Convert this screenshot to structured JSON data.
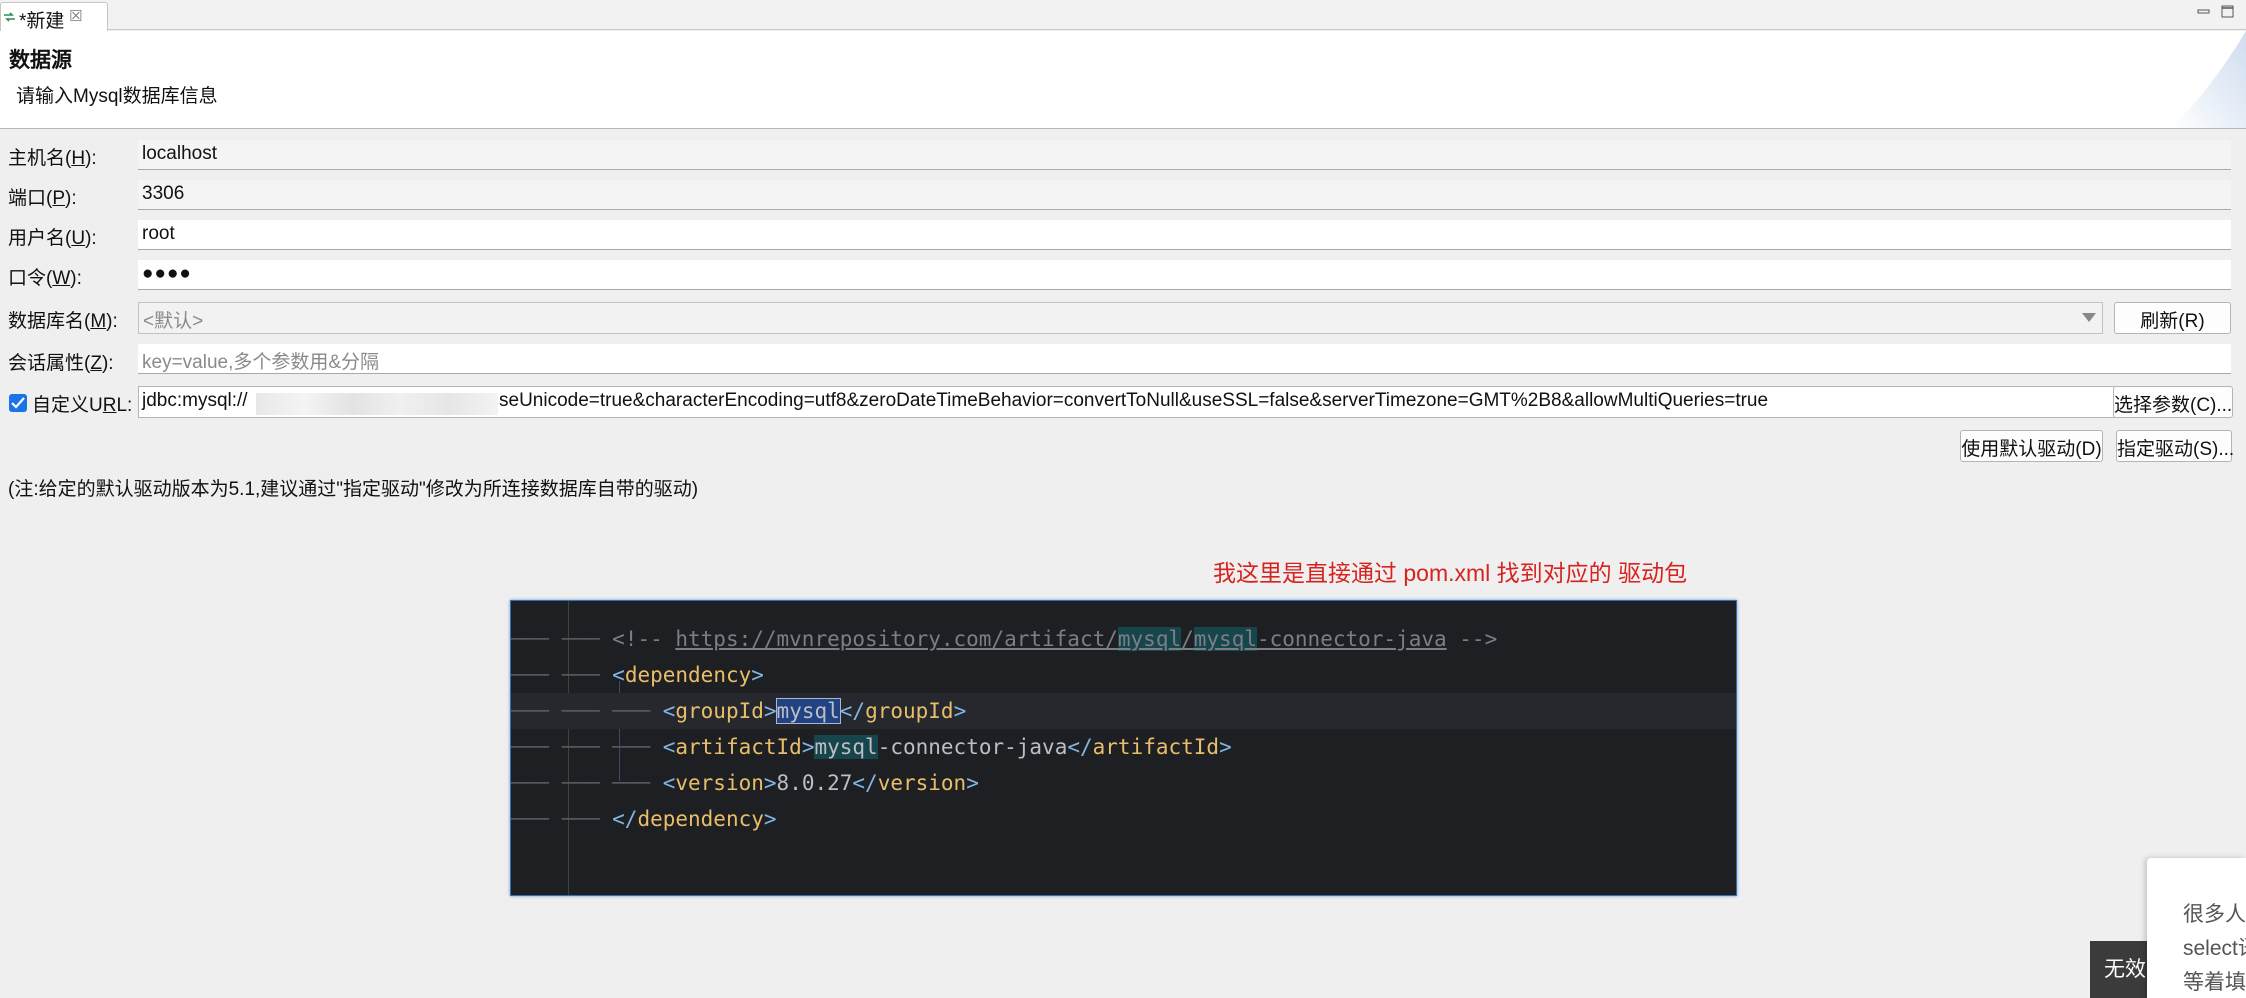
{
  "tab": {
    "label": "*新建",
    "close": "☒"
  },
  "header": {
    "title": "数据源",
    "description": "请输入Mysql数据库信息"
  },
  "form": {
    "host": {
      "label_pre": "主机名(",
      "mnemonic": "H",
      "label_post": "):",
      "value": "localhost"
    },
    "port": {
      "label_pre": "端口(",
      "mnemonic": "P",
      "label_post": "):",
      "value": "3306"
    },
    "user": {
      "label_pre": "用户名(",
      "mnemonic": "U",
      "label_post": "):",
      "value": "root"
    },
    "password": {
      "label_pre": "口令(",
      "mnemonic": "W",
      "label_post": "):",
      "value": "●●●●"
    },
    "database": {
      "label_pre": "数据库名(",
      "mnemonic": "M",
      "label_post": "):",
      "value": "<默认>"
    },
    "session": {
      "label_pre": "会话属性(",
      "mnemonic": "Z",
      "label_post": "):",
      "placeholder": "key=value,多个参数用&分隔"
    },
    "custom_url": {
      "label_pre": "自定义U",
      "mnemonic": "R",
      "label_post": "L:",
      "checked": true,
      "value_prefix": "jdbc:mysql://",
      "value_suffix": "seUnicode=true&characterEncoding=utf8&zeroDateTimeBehavior=convertToNull&useSSL=false&serverTimezone=GMT%2B8&allowMultiQueries=true"
    }
  },
  "buttons": {
    "refresh": "刷新(R)",
    "choose_params": "选择参数(C)...",
    "use_default_driver": "使用默认驱动(D)",
    "set_driver": "指定驱动(S)..."
  },
  "note": "(注:给定的默认驱动版本为5.1,建议通过\"指定驱动\"修改为所连接数据库自带的驱动)",
  "annotation": "我这里是直接通过 pom.xml 找到对应的 驱动包",
  "code": {
    "comment_open": "<!-- ",
    "url_base": "https://mvnrepository.com/artifact/",
    "url_group": "mysql",
    "url_slash": "/",
    "url_artifact_hl": "mysql",
    "url_artifact_rest": "-connector-java",
    "comment_close": " -->",
    "dependency_tag": "dependency",
    "groupId_tag": "groupId",
    "groupId_value": "mysql",
    "artifactId_tag": "artifactId",
    "artifactId_value_hl": "mysql",
    "artifactId_value_rest": "-connector-java",
    "version_tag": "version",
    "version_value": "8.0.27"
  },
  "overlay": {
    "toast_text": "无效",
    "popup_lines": [
      "很多人",
      "select语",
      "等着填"
    ]
  },
  "colors": {
    "accent": "#1a73e8",
    "annotation_red": "#d6231f",
    "code_bg": "#1e1f22",
    "xml_tag": "#e8be6a"
  }
}
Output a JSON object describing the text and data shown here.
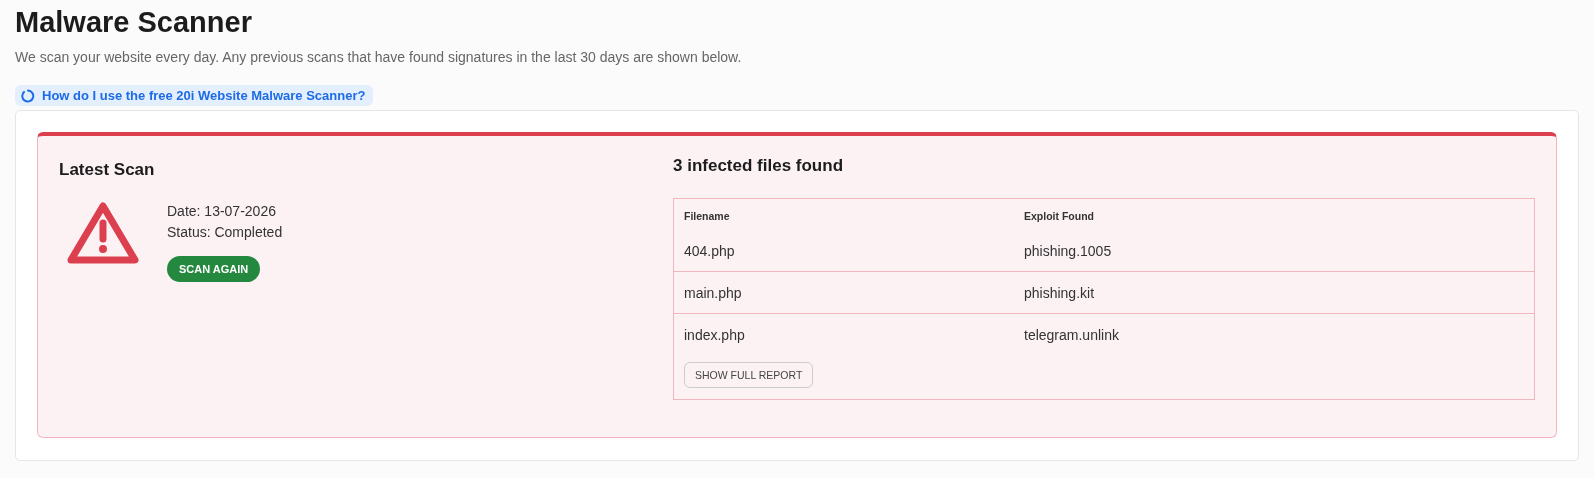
{
  "page": {
    "title": "Malware Scanner",
    "description": "We scan your website every day. Any previous scans that have found signatures in the last 30 days are shown below.",
    "help_link": "How do I use the free 20i Website Malware Scanner?"
  },
  "latest_scan": {
    "heading": "Latest Scan",
    "date": "Date: 13-07-2026",
    "status": "Status: Completed",
    "button": "SCAN AGAIN"
  },
  "results": {
    "heading": "3 infected files found",
    "columns": [
      "Filename",
      "Exploit Found"
    ],
    "rows": [
      {
        "filename": "404.php",
        "exploit": "phishing.1005"
      },
      {
        "filename": "main.php",
        "exploit": "phishing.kit"
      },
      {
        "filename": "index.php",
        "exploit": "telegram.unlink"
      }
    ],
    "button": "SHOW FULL REPORT"
  }
}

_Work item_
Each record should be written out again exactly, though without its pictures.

_Written answer_
Convert this screenshot to structured JSON data.
{
  "tab": {
    "label": "*新建",
    "close": "☒"
  },
  "header": {
    "title": "数据源",
    "description": "请输入Mysql数据库信息"
  },
  "form": {
    "host": {
      "label_pre": "主机名(",
      "mnemonic": "H",
      "label_post": "):",
      "value": "localhost"
    },
    "port": {
      "label_pre": "端口(",
      "mnemonic": "P",
      "label_post": "):",
      "value": "3306"
    },
    "user": {
      "label_pre": "用户名(",
      "mnemonic": "U",
      "label_post": "):",
      "value": "root"
    },
    "password": {
      "label_pre": "口令(",
      "mnemonic": "W",
      "label_post": "):",
      "value": "●●●●"
    },
    "database": {
      "label_pre": "数据库名(",
      "mnemonic": "M",
      "label_post": "):",
      "value": "<默认>"
    },
    "session": {
      "label_pre": "会话属性(",
      "mnemonic": "Z",
      "label_post": "):",
      "placeholder": "key=value,多个参数用&分隔"
    },
    "custom_url": {
      "label_pre": "自定义U",
      "mnemonic": "R",
      "label_post": "L:",
      "checked": true,
      "value_prefix": "jdbc:mysql://",
      "value_suffix": "seUnicode=true&characterEncoding=utf8&zeroDateTimeBehavior=convertToNull&useSSL=false&serverTimezone=GMT%2B8&allowMultiQueries=true"
    }
  },
  "buttons": {
    "refresh": "刷新(R)",
    "choose_params": "选择参数(C)...",
    "use_default_driver": "使用默认驱动(D)",
    "set_driver": "指定驱动(S)..."
  },
  "note": "(注:给定的默认驱动版本为5.1,建议通过\"指定驱动\"修改为所连接数据库自带的驱动)",
  "annotation": "我这里是直接通过 pom.xml 找到对应的 驱动包",
  "code": {
    "comment_open": "<!-- ",
    "url_base": "https://mvnrepository.com/artifact/",
    "url_group": "mysql",
    "url_slash": "/",
    "url_artifact_hl": "mysql",
    "url_artifact_rest": "-connector-java",
    "comment_close": " -->",
    "dependency_tag": "dependency",
    "groupId_tag": "groupId",
    "groupId_value": "mysql",
    "artifactId_tag": "artifactId",
    "artifactId_value_hl": "mysql",
    "artifactId_value_rest": "-connector-java",
    "version_tag": "version",
    "version_value": "8.0.27"
  },
  "overlay": {
    "toast_text": "无效",
    "popup_lines": [
      "很多人",
      "select语",
      "等着填"
    ]
  },
  "colors": {
    "accent": "#1a73e8",
    "annotation_red": "#d6231f",
    "code_bg": "#1e1f22",
    "xml_tag": "#e8be6a"
  }
}
Output a JSON object describing the text and data shown here.
{
  "page": {
    "title": "Malware Scanner",
    "description": "We scan your website every day. Any previous scans that have found signatures in the last 30 days are shown below.",
    "help_link": "How do I use the free 20i Website Malware Scanner?"
  },
  "latest_scan": {
    "heading": "Latest Scan",
    "date": "Date: 13-07-2026",
    "status": "Status: Completed",
    "button": "SCAN AGAIN"
  },
  "results": {
    "heading": "3 infected files found",
    "columns": [
      "Filename",
      "Exploit Found"
    ],
    "rows": [
      {
        "filename": "404.php",
        "exploit": "phishing.1005"
      },
      {
        "filename": "main.php",
        "exploit": "phishing.kit"
      },
      {
        "filename": "index.php",
        "exploit": "telegram.unlink"
      }
    ],
    "button": "SHOW FULL REPORT"
  }
}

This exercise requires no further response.